(MoNA), to assist with last-minute details related to his most current project at the newest and hottest hotel on the strip, The Cromwell
. Boasting Vegas’ first rooftop club, Drai’s Beach Club · Nightclub
, this Caesar-owned boutique hotel has created quite a splash in the Vegas community. Aside from the club’s sparkling pools, luxurious cabanas, dizzying array of wraparound video screens and two-story night club, the true crowning jewel is the ten 35-foot-tall Canary Island Date Palms (Phoenix canariensis) which line the rooftop. These massive trees, weighing well over 20,000 lbs each, have a stunning and surreal effect; while simultaneously acting as the architecture of an otherwise wide open roof. These massive trees also make the space feel comfortable and appropriately scaled. Not only do the trees provide visual interest during the day and a sultry evening ambiance created by up-lighting, they also serve a practical use as mechanical support for much of the audio/visual equipment.
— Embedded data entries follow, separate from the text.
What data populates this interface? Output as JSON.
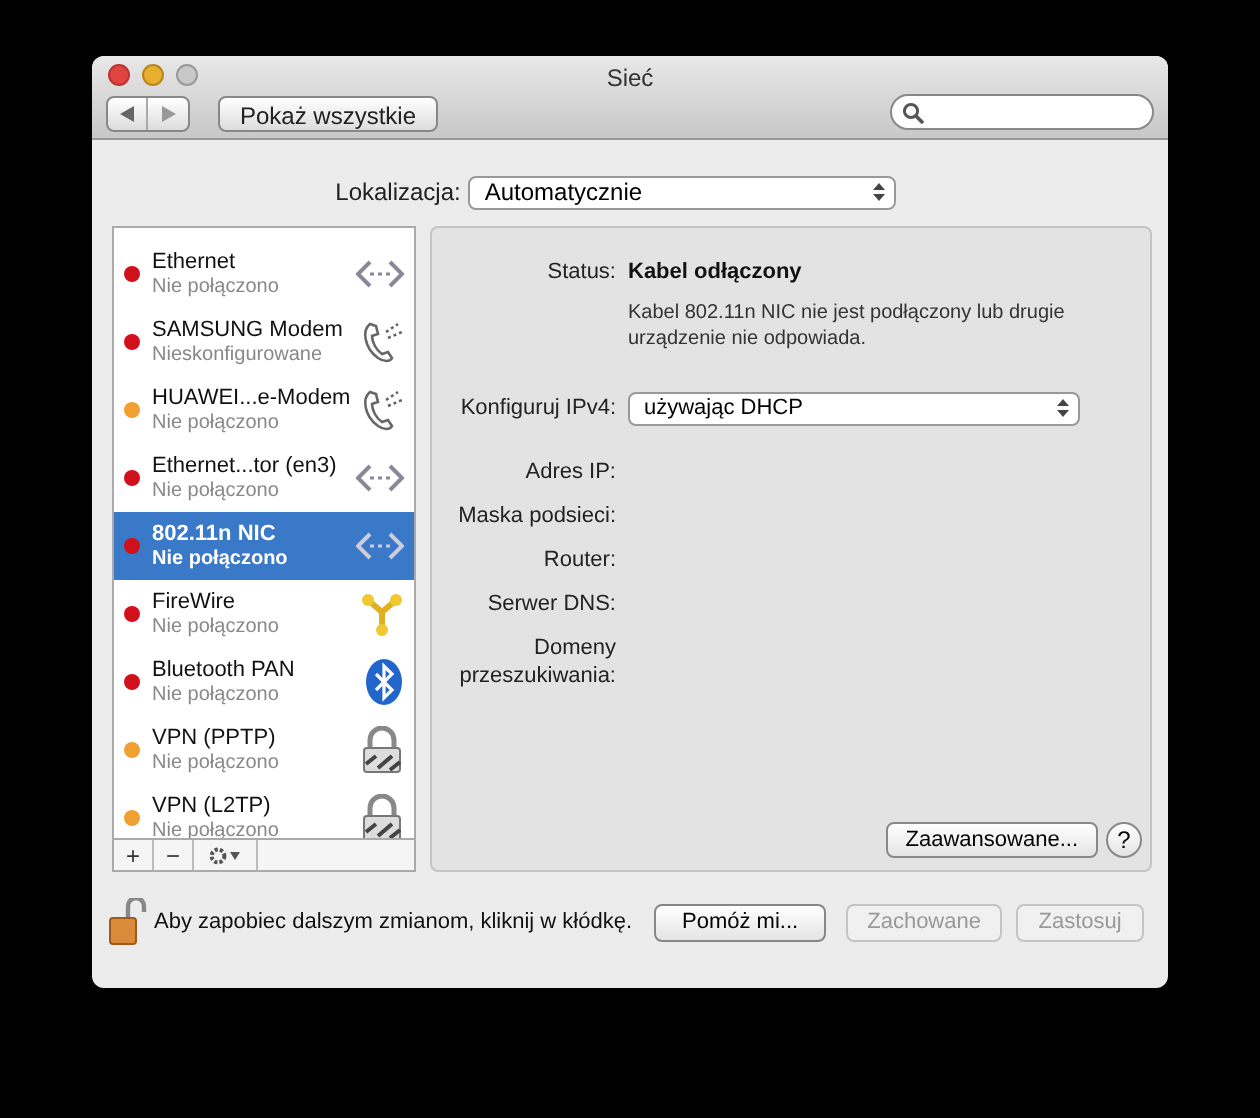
{
  "window": {
    "title": "Sieć"
  },
  "toolbar": {
    "show_all": "Pokaż wszystkie"
  },
  "location": {
    "label": "Lokalizacja:",
    "value": "Automatycznie"
  },
  "services": [
    {
      "name": "Ethernet",
      "status": "Nie połączono",
      "color": "#d0101a",
      "kind": "ethernet",
      "selected": false
    },
    {
      "name": "SAMSUNG Modem",
      "status": "Nieskonfigurowane",
      "color": "#d0101a",
      "kind": "modem",
      "selected": false
    },
    {
      "name": "HUAWEI...e-Modem",
      "status": "Nie połączono",
      "color": "#f0a030",
      "kind": "modem",
      "selected": false
    },
    {
      "name": "Ethernet...tor (en3)",
      "status": "Nie połączono",
      "color": "#d0101a",
      "kind": "ethernet",
      "selected": false
    },
    {
      "name": "802.11n NIC",
      "status": "Nie połączono",
      "color": "#d0101a",
      "kind": "ethernet",
      "selected": true
    },
    {
      "name": "FireWire",
      "status": "Nie połączono",
      "color": "#d0101a",
      "kind": "firewire",
      "selected": false
    },
    {
      "name": "Bluetooth PAN",
      "status": "Nie połączono",
      "color": "#d0101a",
      "kind": "bluetooth",
      "selected": false
    },
    {
      "name": "VPN (PPTP)",
      "status": "Nie połączono",
      "color": "#f0a030",
      "kind": "vpn",
      "selected": false
    },
    {
      "name": "VPN (L2TP)",
      "status": "Nie połączono",
      "color": "#f0a030",
      "kind": "vpn",
      "selected": false
    }
  ],
  "list_buttons": [
    "+",
    "−"
  ],
  "detail": {
    "status_label": "Status:",
    "status_value": "Kabel odłączony",
    "status_note": "Kabel 802.11n NIC nie jest podłączony lub drugie urządzenie nie odpowiada.",
    "configure_label": "Konfiguruj IPv4:",
    "configure_value": "używając DHCP",
    "fields": [
      "Adres IP:",
      "Maska podsieci:",
      "Router:",
      "Serwer DNS:",
      "Domeny przeszukiwania:"
    ],
    "advanced": "Zaawansowane...",
    "help": "?"
  },
  "footer": {
    "lock_text": "Aby zapobiec dalszym zmianom, kliknij w kłódkę.",
    "assist": "Pomóż mi...",
    "revert": {
      "label": "Zachowane",
      "disabled": true
    },
    "apply": {
      "label": "Zastosuj",
      "disabled": true
    }
  }
}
The club’s owner and visionary, Victor Drai, often referred to as the Czar of Nightlife, brought Troy and his team on-board early in the design process; a key factor in the success of this project. Sharing an innate appreciation of natural beauty and design, Victor and Troy knew that a landscape component would be the “wow” factor that would make this club unlike any other. Collaboration and compromise with the architect and engineer allowed Troy to negotiate a planting depth of over 7 feet into the design; a detail necessary to support the size trees he envisioned. Additional plantings around the base of each tree, as well as various planters placed across the roof deck were all designed with meticulous attention to plant species, soil type and site context in order to survive the elements: sun, wind, and 4,500 party guests!
While the installation was costly, the end result is a relatively simple yet strong design. It would have been just as easy to spend nearly as much money on small plants, fussy site furnishings and architectural features, attempting but likely failing to achieve the same look.
Back in New England, far from the glitz and glam and heat of Vegas, it’s easy to say we could never put 35-foot-tall palm trees atop a roof. No, perhaps not palm trees. However, it is inspiring and exciting for landscape designers and architects, as this project certainly proves that with a collaborative team, a client with an understanding and appreciation for landscape and an investment in the proper design techniques, a successful project is inevitable!